§ **WHAT THIS TASK INVOLVES**
Pick out the lines below that contain the string "text" and copy them all.

§ **Data items**
»»

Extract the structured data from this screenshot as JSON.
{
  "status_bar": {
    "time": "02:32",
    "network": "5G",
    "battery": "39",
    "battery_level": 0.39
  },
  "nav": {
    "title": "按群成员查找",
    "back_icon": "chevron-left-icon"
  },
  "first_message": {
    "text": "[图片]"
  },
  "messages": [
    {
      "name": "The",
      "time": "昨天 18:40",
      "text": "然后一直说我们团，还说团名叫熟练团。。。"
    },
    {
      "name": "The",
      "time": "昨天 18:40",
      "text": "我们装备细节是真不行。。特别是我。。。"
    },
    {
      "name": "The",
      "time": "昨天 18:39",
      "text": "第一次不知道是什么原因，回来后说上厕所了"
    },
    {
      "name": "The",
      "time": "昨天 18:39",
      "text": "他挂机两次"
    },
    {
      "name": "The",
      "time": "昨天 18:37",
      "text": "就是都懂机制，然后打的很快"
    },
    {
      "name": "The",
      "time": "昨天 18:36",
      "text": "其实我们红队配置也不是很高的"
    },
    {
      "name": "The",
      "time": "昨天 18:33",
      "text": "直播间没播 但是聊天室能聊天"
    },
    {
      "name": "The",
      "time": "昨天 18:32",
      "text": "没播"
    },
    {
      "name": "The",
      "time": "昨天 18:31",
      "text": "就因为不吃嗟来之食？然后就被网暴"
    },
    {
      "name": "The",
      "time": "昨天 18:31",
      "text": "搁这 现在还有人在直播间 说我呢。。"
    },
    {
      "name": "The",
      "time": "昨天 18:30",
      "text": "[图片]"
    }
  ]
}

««

§ **OUTPUT FOR THIS EXERCISE**
    "text": "[图片]"
      "text": "然后一直说我们团，还说团名叫熟练团。。。"
      "text": "我们装备细节是真不行。。特别是我。。。"
      "text": "第一次不知道是什么原因，回来后说上厕所了"
      "text": "他挂机两次"
      "text": "就是都懂机制，然后打的很快"
      "text": "其实我们红队配置也不是很高的"
      "text": "直播间没播 但是聊天室能聊天"
      "text": "没播"
      "text": "就因为不吃嗟来之食？然后就被网暴"
      "text": "搁这 现在还有人在直播间 说我呢。。"
      "text": "[图片]"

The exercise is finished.